Dust clouds in Ottawa County


Tuesday, April 17th 2001, 12:00 am
By: News On 6


Lawmakers at the State Capitol make decisions that affect us all. State legislators are considering two senate bills that some are saying could have a profound effect on children in the old mining towns of Picher and Cardin.

As KOTV's Tami Marler shows us, pending legislation may stir up more than controversy. It's a windy day in the former mining town of Picher. The dust blowing around is what's left of the one of the nation's largest lead and zinc mining operations. "It was like a dust bowl. You couldn't even see." Kim Pace grew up in Picher. She's never left. Monday, she's principal of the elementary school, and she's concerned about how this dust is affecting her kids. "On a good day, it's blowing and it's hazardous. It has to be, to breathe that." The 3rd-graders are working on "Earth Day" posters, all about cleaning up the land. Ironically, they live in the middle of the EPA's oldest superfund site, where decades after mining activities ceased, lead continues to have a negative effect on children in the area.
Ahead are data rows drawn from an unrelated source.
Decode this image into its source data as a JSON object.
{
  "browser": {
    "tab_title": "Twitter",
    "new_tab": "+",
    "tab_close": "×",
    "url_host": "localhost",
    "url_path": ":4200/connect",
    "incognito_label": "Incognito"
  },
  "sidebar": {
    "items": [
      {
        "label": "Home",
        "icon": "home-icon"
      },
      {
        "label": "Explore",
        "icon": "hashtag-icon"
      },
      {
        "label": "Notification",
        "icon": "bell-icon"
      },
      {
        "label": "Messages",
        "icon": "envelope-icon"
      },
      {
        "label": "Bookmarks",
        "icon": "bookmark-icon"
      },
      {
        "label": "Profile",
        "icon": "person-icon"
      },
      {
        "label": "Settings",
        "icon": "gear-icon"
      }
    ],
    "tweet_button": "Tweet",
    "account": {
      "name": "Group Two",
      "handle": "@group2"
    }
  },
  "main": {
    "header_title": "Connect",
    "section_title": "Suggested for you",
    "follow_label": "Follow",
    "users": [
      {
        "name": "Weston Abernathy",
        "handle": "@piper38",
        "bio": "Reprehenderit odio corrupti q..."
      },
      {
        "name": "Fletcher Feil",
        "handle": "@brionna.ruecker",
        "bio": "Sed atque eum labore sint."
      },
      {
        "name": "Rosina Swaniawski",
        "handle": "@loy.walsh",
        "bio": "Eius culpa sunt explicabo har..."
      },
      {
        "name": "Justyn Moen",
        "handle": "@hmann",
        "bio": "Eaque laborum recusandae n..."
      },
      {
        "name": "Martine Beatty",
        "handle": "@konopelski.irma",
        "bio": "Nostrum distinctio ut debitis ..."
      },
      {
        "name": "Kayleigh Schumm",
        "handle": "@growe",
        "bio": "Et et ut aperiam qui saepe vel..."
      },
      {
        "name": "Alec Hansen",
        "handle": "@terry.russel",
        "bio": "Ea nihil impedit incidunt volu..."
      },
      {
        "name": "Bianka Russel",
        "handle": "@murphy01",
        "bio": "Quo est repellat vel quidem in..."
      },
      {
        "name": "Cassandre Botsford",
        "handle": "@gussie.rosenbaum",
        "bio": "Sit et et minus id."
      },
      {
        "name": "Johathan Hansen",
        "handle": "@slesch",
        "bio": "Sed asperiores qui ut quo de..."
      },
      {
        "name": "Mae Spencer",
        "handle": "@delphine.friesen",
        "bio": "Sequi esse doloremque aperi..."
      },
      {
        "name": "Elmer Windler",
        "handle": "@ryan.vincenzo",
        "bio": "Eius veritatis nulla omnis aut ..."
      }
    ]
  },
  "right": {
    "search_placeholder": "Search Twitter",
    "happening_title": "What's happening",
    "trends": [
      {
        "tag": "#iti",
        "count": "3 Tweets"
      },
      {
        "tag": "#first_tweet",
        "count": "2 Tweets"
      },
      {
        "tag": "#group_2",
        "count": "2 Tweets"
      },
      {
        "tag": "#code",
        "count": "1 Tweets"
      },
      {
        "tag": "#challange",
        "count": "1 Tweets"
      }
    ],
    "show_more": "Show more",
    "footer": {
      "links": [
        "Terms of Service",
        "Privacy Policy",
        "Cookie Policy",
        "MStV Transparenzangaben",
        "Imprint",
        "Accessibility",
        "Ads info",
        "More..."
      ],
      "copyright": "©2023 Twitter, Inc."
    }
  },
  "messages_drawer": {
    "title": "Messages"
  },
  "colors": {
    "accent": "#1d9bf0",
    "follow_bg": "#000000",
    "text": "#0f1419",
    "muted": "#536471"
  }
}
Picher-Cardin school superintendent, Bob Walker, "You know I think it is factual that uh exposure to lead at pre-school age can cause some learning problems; health problems. So you know we have some children who certainly are candidates." Walker says they see learning problems that can be associated with lead exposure, and wonders how much potential has been lost to lead poisoning. "Chat removal, those things that affect those kids today." Politicians say they understand. Senator Rick Littlefield of Grove says the answer is in removing 70-million tons of chat, the mining leftovers laced with lead and other harmful metals. He's pushing two pieces of legislation that would clear the way to begin selling and removing the man-made mountains. But studies suggest it would take 20 years of full-blown transportation to clear the land.
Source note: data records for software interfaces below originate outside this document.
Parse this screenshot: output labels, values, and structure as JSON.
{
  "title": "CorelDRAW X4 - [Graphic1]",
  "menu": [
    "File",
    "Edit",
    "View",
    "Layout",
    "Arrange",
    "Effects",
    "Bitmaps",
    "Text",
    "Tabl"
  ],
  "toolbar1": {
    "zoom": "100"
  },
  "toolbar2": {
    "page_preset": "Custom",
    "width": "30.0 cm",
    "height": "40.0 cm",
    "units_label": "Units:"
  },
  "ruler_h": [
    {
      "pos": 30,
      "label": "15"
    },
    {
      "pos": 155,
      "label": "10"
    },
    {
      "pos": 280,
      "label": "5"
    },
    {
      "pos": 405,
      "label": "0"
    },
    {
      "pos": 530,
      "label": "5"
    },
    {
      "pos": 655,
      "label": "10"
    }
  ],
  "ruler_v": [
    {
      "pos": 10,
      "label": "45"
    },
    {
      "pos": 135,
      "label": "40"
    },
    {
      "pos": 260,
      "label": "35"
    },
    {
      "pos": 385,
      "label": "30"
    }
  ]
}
Area residents say they don't have that kind of time. Kim Pace: "Yesterday was important in the life of a child. Especially in the primary years when they are being born and developing. Those are the most important years - 0 to 6. And so yes, I do cringe when I think of it taking two more years or 18 more years, or 25 more years." Still, the storm of controversy rages on in Ottawa County. Senator Rick Littlefield's two pieces of legislation regarding "chat" sailed through both the House and Senate.
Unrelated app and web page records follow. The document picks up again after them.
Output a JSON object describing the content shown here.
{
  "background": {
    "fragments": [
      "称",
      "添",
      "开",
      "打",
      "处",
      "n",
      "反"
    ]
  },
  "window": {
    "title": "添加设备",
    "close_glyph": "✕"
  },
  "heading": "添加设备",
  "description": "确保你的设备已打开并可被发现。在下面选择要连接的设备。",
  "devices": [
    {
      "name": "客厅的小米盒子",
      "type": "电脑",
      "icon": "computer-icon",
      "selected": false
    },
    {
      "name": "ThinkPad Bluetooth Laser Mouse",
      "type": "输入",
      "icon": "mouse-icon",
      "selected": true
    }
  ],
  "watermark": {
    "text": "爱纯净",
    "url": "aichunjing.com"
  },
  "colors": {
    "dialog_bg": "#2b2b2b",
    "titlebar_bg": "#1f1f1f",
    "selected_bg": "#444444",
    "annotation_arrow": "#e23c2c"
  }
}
After the Grove senator reviews the amended versions, they will go on to Governor Keating for approval.